On a good week, perhaps three or four charges are run through their simple credit card terminal software.

Between Nov. 12 and Nov. 20, someone impersonating their company ran 520 charges through their Bank of America Merchant Services account, totaling $52,000.

On Nov. 24, the couple learned that account had been hijacked. The $29,000 the couple had in its Bank of America account was immediately frozen “in connection with the fraudulent transactions,” the bank said in a letter to Prosynergy.

It was all a shock to Sandy Roth, who, like many merchants, had no idea that she could be held financially liable for any fraud that was connected to her account — in this case, up to $104,000. (That amount is what the bank initially told the Roths they owed. The amount is twice what was actually charged to their account, because there are two sets of victims in this fraud: the holders of the credit cards to which the $52,000 was initially charged, and the banks which doled out the refund charges to the debit cards.)

“I frankly broke out in tears — $30,000 for a small business like mine is huge,” Sandy Roth said. “We had money in there to pay my staffers Christmas bonus, and for payroll.”

On Friday, bank officials told that the Roths’ money had been released. Still, the Roths’ story is a cautionary tale for merchants who may not realize the ability to accept credit card payments can come with a dramatic cost — since banks can hold merchants responsible for any fraud connected to their accounts. At least temporarily, the Roths lost everything they had to a crime that they seemingly had nothing to do with them.

And the Roths think they are not alone — Sandy Roth says a bank official told her some 30 merchants were hit recently by a similar scam, and that some 300,000 stolen credit cards are being used.

“I got calls from a sheriff in North Carolina, the state police in Texas. ... I got an e-mail from someone in Australia. There’s been 50 to 60 telephone calls from people opening their statement, then calling and saying ‘Who are you?’ ”

Bank of America spokesperson Angela Ashley confirmed the Prosynergy incident, but declined additional comment other than to say the FBI was investigating. She added that the Roths’ frozen assets had been returned.


The Roths are still confused about how anyone would have electronically convinced Bank of America to move money in their name. But merchant advocate Dan Clements, who operates, said in other similar scams, impersonating a merchant is as easy as obtaining a stolen login name and password. Criminals can then connect electronically to a merchant’s payment gateway processor — the go-between which acts as air traffic controller for credit card transactions, moving money between banks — and pose as the merchant.
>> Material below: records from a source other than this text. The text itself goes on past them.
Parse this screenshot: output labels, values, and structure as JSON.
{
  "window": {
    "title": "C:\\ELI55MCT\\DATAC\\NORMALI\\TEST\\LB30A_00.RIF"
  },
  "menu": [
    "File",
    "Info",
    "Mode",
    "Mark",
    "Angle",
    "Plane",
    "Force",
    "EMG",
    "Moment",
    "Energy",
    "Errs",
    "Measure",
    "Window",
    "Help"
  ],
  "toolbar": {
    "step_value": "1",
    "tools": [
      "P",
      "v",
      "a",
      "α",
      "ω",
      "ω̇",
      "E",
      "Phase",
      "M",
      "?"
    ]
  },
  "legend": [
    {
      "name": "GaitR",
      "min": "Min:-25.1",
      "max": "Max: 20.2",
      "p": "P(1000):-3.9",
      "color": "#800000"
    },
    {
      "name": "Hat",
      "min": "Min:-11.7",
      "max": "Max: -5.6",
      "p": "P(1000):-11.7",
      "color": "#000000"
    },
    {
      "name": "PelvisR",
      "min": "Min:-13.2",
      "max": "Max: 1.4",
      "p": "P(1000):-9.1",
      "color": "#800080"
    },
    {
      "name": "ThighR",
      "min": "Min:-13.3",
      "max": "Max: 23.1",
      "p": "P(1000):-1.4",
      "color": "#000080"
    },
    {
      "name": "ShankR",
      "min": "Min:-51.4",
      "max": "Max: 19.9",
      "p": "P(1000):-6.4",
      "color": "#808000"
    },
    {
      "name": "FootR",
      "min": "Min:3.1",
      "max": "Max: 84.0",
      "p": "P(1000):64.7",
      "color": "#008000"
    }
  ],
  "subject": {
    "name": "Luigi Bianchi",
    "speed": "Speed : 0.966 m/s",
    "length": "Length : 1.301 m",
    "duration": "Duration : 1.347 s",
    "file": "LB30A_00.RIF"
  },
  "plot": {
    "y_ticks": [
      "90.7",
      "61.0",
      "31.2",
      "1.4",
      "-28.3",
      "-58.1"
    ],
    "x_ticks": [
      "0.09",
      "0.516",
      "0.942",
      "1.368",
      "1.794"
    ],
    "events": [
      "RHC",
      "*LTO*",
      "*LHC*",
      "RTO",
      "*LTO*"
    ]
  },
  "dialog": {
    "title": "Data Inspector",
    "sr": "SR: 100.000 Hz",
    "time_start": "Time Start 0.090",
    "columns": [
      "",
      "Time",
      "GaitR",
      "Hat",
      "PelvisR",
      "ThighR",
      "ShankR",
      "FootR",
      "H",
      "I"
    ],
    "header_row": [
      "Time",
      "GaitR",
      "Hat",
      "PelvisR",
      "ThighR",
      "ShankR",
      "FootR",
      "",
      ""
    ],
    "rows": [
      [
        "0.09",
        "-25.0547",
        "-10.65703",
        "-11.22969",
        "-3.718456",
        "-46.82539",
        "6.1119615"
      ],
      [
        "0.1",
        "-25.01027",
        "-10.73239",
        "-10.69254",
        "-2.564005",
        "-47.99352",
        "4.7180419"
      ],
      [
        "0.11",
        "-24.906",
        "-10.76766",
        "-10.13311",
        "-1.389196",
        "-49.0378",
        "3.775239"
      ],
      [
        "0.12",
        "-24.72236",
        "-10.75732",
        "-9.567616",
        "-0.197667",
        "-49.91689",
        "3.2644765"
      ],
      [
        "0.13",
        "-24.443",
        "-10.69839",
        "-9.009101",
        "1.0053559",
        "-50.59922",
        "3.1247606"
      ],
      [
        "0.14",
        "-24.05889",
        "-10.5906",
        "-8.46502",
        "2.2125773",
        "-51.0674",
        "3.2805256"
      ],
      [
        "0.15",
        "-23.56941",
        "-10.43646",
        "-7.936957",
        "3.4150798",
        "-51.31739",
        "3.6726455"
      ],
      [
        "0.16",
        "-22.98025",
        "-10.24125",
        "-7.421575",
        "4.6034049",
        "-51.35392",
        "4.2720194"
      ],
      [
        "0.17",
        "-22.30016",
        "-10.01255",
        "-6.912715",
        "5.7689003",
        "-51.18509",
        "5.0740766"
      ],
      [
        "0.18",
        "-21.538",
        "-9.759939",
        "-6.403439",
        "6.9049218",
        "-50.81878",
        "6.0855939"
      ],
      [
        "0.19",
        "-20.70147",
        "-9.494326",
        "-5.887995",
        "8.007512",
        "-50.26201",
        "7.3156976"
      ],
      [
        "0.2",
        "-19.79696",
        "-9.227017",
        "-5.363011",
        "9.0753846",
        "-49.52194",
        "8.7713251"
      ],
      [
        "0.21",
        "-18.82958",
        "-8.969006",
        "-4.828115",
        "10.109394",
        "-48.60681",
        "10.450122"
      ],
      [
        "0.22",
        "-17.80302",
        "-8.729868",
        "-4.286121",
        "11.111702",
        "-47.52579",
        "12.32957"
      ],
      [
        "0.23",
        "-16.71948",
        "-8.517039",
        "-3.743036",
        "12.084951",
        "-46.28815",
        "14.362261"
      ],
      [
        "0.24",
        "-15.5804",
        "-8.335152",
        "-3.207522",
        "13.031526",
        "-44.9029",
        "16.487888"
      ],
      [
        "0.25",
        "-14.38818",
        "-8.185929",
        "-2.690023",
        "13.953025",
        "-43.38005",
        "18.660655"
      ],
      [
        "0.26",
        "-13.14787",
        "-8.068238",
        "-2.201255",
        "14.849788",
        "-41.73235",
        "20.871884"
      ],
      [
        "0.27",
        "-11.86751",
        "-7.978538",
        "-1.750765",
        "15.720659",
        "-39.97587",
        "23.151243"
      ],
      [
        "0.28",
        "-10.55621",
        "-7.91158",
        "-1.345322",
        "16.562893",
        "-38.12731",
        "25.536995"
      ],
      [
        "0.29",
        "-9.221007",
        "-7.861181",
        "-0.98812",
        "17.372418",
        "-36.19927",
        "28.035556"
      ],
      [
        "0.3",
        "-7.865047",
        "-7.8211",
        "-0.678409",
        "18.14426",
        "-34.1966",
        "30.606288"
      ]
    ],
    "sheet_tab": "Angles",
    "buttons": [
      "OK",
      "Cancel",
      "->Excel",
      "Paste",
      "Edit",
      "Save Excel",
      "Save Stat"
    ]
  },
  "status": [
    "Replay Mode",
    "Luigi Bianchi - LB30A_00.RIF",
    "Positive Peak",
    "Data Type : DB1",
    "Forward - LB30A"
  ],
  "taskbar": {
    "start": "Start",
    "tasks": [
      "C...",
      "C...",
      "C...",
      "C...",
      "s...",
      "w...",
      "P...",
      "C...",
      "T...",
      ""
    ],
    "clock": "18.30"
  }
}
It might not seem fair that Prosynergy’s accounts were seized because of what could be considered a bank mistake, but Clements said such seizures are common.

“The merchants are often hung out to dry,” Clements said.

While federal law limits consumers’ credit card liability to $50, no such law protects merchants. Merchants are 100 percent liable for cases of fraud that involve so-called “card not present” transactions, where a customer’s signature can not be obtained. That would include virtually all telephone and online transactions.

But the Roths’ case involved the hijacking of their merchant account, which Clements called “uncharted waters.”

“But the agreements probably say that liability would cover misuses of merchant accounts,” he said.

While banks frequently agree to return seized assets in controversial cases like this, as in the Roths’ case, Clements claims that just as often, merchants are left holding the bag. Another merchant Clements knows recently closed her business and sold her condominium after she got a fraud bill for $20,876 from her bank.

“The bank can do whatever it wants unless the merchant gets a very good lawyer.”